You are suggesting we go back to Darwinian selection, in which those unable to reproduce safely without modern medical care will die and therefore their genes will not be perpetuated.
I had an uneventful pregnancy but without immediate medical intervention my son would have died.
Though the new and frightening "hospital infections" that are raging now most certainly concern me (made everyone wash their hands for a full minute when they came into my room last year, most especially including all medical personel) I still would need to be with all the medical technology, RN and doctor available were I going to give birth today.
It's not just my own life and physical well being I would be responsible for with my decision, I figure the little person I gave birth to would also have the basic right to all that could be available to him, should he need it right away.
According to what I'm reading, the USA has one of the worst mortality rates for infant births... so, there's a gap not being covered, here, somewhere...
A lot of that mortality rate has to do with women without insurance getting no prenatal care.
David's right. Before the advent of decent medical intervention, the leading cause of death for women was childbirth. And Eibren is also correct. Due to medical intervention, the whole Darwinian natural selection was thrown out the window.
More women would have problems in childbirth now than they did before medical intervention. Hopefully we never have to go back to those times because we'd see a dramatic rise in maternal (and infant) mortality rates.
That said, I am not bashing home births. There are some very skilled midwives and hopefully a hospital is not too far away in case anything does go wrong.
Well, the good news is that our infant mortality rate isn't nearly what the statistics would have you believe.
In most other countries, a low-weight baby that is "live" at birth but will die is counted as a miscarriage even if the baby lives hours to a couple of days. Here in the U.S., if the baby lives for a few hours, that child is not counted as a miscarriage, but as an "infant mortality."
We actually make an attempt to save many more low birth weight babies in the U.S. than in other countries. Some of them die and are included in the infant mortality rates.
Thank you, bird lover6, for pointing out just one of the fallacies about infant mortality statistics. The whole thing is screwed up because so many things are not equal. The one that annoys me the most is that many countries cannot support the extensive care and intervention in pre-natal care that we see and expect here. Low birth weight is just one of the differences. I don't intend to present the research to prove the numbers but early intervention in problem pregnancies is practically an industry here and pregnancies that would normally have ended in miscarriage or spontaneous abortion are often carried to term or at least to a point where survival is possible. I know personally of quite a few live births that happened only because of medical intervention, some quite early in the pregnancy. Sadly not all of those children survived or thrived. It leads you to wonder if all that intervention was really something that should have happened when the survival odds are so low for that particular birth.

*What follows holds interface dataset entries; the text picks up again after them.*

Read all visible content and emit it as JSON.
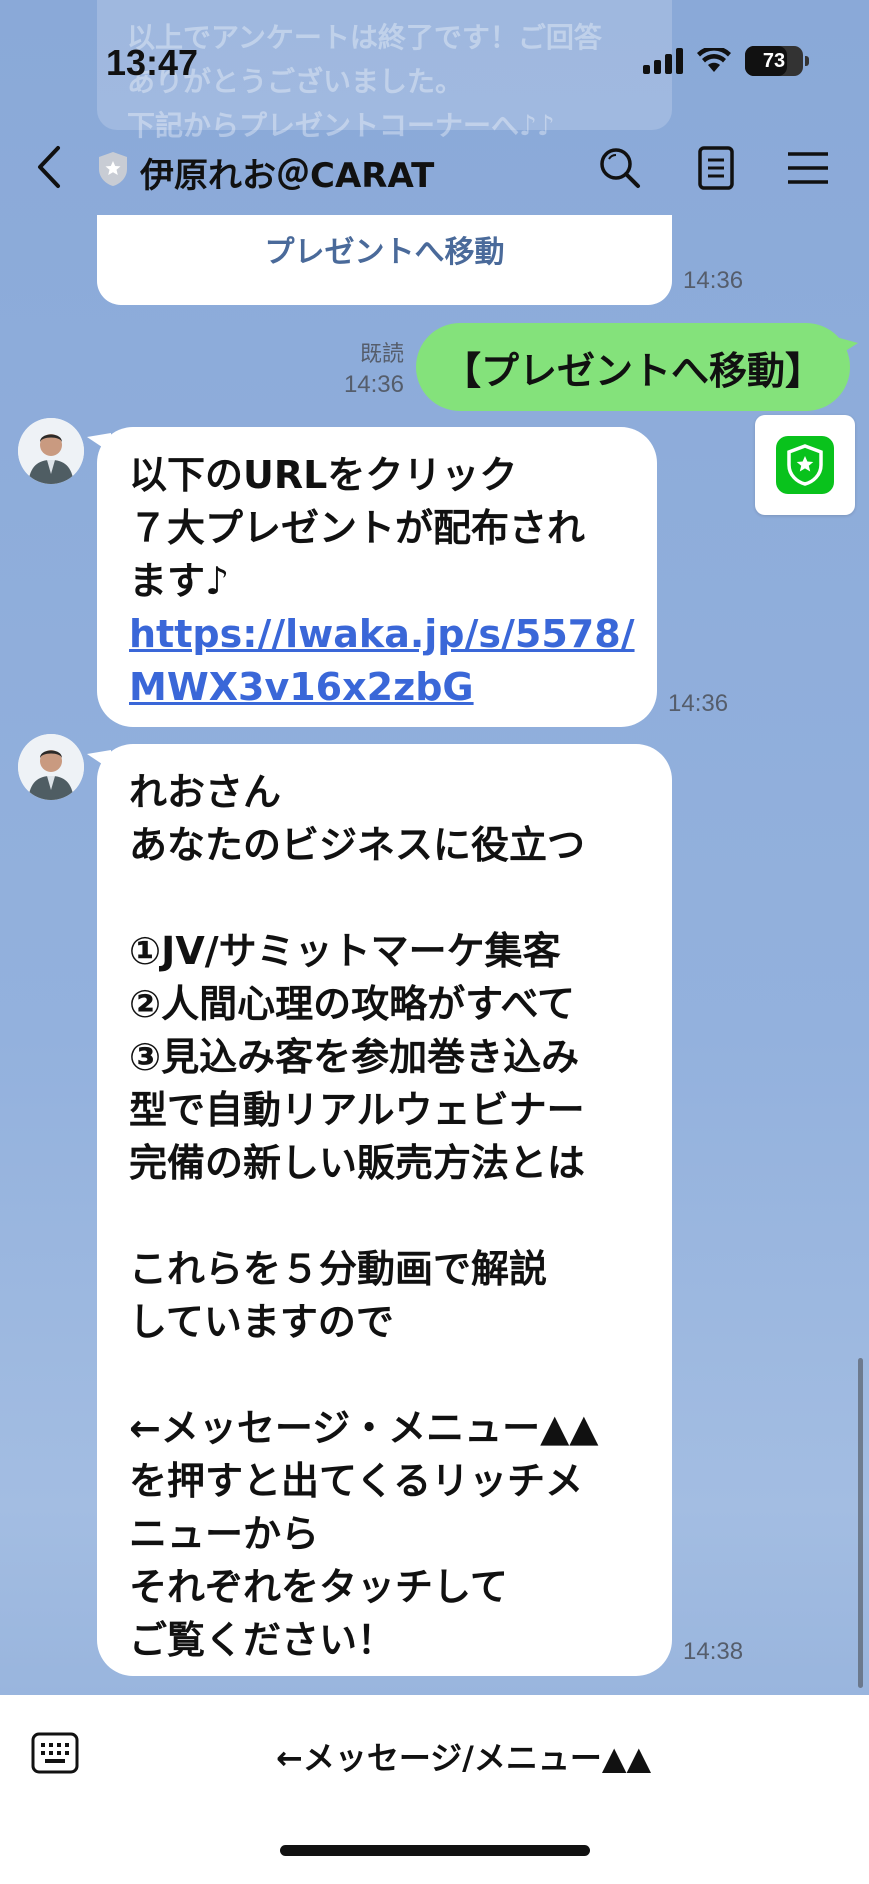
{
  "status_bar": {
    "time": "13:47",
    "battery": "73"
  },
  "background_preview": {
    "lines": "以上でアンケートは終了です！ご回答\nありがとうございました。\n下記からプレゼントコーナーへ♪♪"
  },
  "header": {
    "title": "伊原れお＠CARAT",
    "back_icon": "chevron-left-icon",
    "search_icon": "search-icon",
    "notes_icon": "notes-icon",
    "menu_icon": "hamburger-menu-icon"
  },
  "messages": {
    "top_link": "プレゼントへ移動",
    "top_time": "14:36",
    "mine": {
      "text": "【プレゼントへ移動】",
      "read_label": "既読",
      "time": "14:36"
    },
    "msg1": {
      "lines": [
        "以下のURLをクリック",
        "７大プレゼントが配布され",
        "ます♪"
      ],
      "link_lines": [
        "https://lwaka.jp/s/5578/",
        "MWX3v16x2zbG"
      ],
      "time": "14:36"
    },
    "msg2": {
      "lines": [
        "れおさん",
        "あなたのビジネスに役立つ",
        "",
        "①JV/サミットマーケ集客",
        "②人間心理の攻略がすべて",
        "③見込み客を参加巻き込み",
        "型で自動リアルウェビナー",
        "完備の新しい販売方法とは",
        "",
        "これらを５分動画で解説",
        "していますので",
        "",
        "←メッセージ・メニュー▲▲",
        "を押すと出てくるリッチメ",
        "ニューから",
        "それぞれをタッチして",
        "ご覧ください！"
      ],
      "time": "14:38"
    }
  },
  "bottom_bar": {
    "menu_label": "←メッセージ/メニュー▲▲",
    "keyboard_icon": "keyboard-icon"
  },
  "colors": {
    "background": "#8eacd9",
    "my_bubble": "#84e27b",
    "link": "#3a67d8",
    "shield_green": "#09c21c"
  }
}
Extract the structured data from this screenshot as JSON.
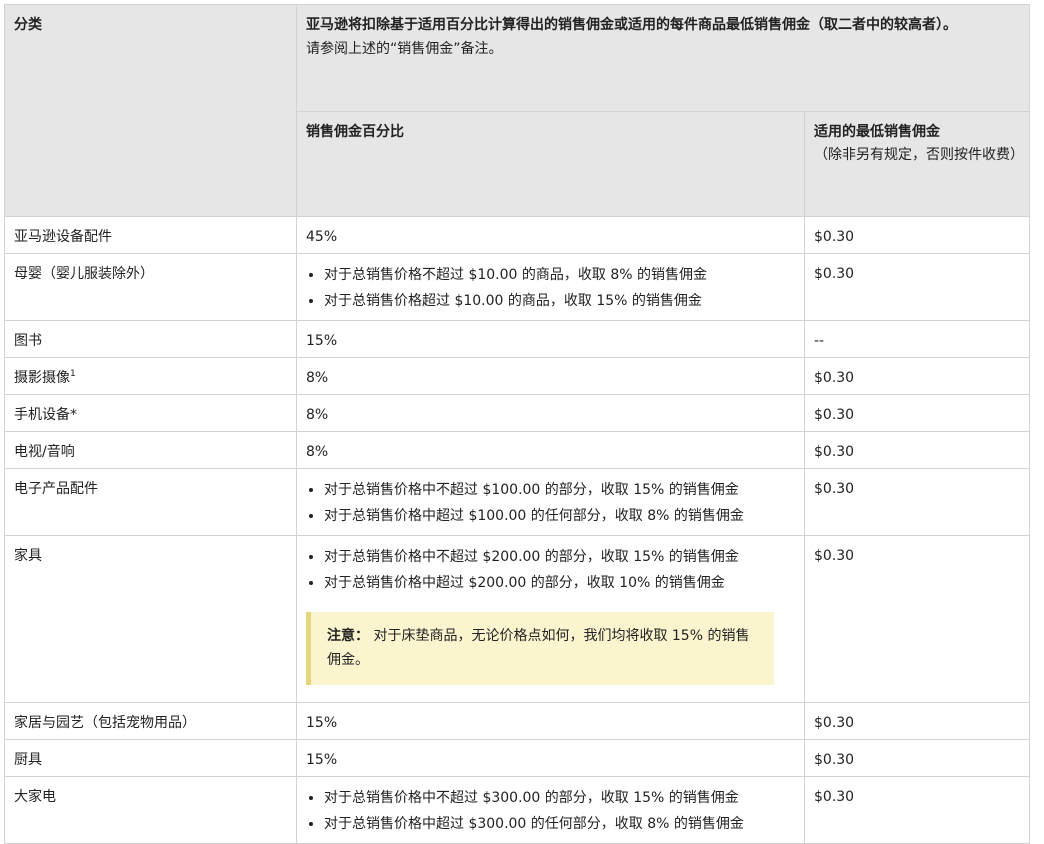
{
  "header": {
    "category_label": "分类",
    "intro_bold": "亚马逊将扣除基于适用百分比计算得出的销售佣金或适用的每件商品最低销售佣金（取二者中的较高者）。",
    "intro_note": "请参阅上述的“销售佣金”备注。",
    "percent_label": "销售佣金百分比",
    "min_label": "适用的最低销售佣金",
    "min_desc": "（除非另有规定，否则按件收费）"
  },
  "rows": [
    {
      "category": "亚马逊设备配件",
      "percent": "45%",
      "min": "$0.30"
    },
    {
      "category": "母婴（婴儿服装除外）",
      "percent_items": [
        "对于总销售价格不超过 $10.00 的商品，收取 8% 的销售佣金",
        "对于总销售价格超过 $10.00 的商品，收取 15% 的销售佣金"
      ],
      "min": "$0.30"
    },
    {
      "category": "图书",
      "percent": "15%",
      "min": "--"
    },
    {
      "category": "摄影摄像",
      "sup": "1",
      "percent": "8%",
      "min": "$0.30"
    },
    {
      "category": "手机设备*",
      "percent": "8%",
      "min": "$0.30"
    },
    {
      "category": "电视/音响",
      "percent": "8%",
      "min": "$0.30"
    },
    {
      "category": "电子产品配件",
      "percent_items": [
        "对于总销售价格中不超过 $100.00 的部分，收取 15% 的销售佣金",
        "对于总销售价格中超过 $100.00 的任何部分，收取 8% 的销售佣金"
      ],
      "min": "$0.30"
    },
    {
      "category": "家具",
      "percent_items": [
        "对于总销售价格中不超过 $200.00 的部分，收取 15% 的销售佣金",
        "对于总销售价格中超过 $200.00 的部分，收取 10% 的销售佣金"
      ],
      "note_label": "注意：",
      "note_text": "对于床垫商品，无论价格点如何，我们均将收取 15% 的销售佣金。",
      "min": "$0.30"
    },
    {
      "category": "家居与园艺（包括宠物用品）",
      "percent": "15%",
      "min": "$0.30"
    },
    {
      "category": "厨具",
      "percent": "15%",
      "min": "$0.30"
    },
    {
      "category": "大家电",
      "percent_items": [
        "对于总销售价格中不超过 $300.00 的部分，收取 15% 的销售佣金",
        "对于总销售价格中超过 $300.00 的任何部分，收取 8% 的销售佣金"
      ],
      "min": "$0.30"
    }
  ]
}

The loss of a child at any point, for any reason is a tragedy. It seems sometimes we are making it torture.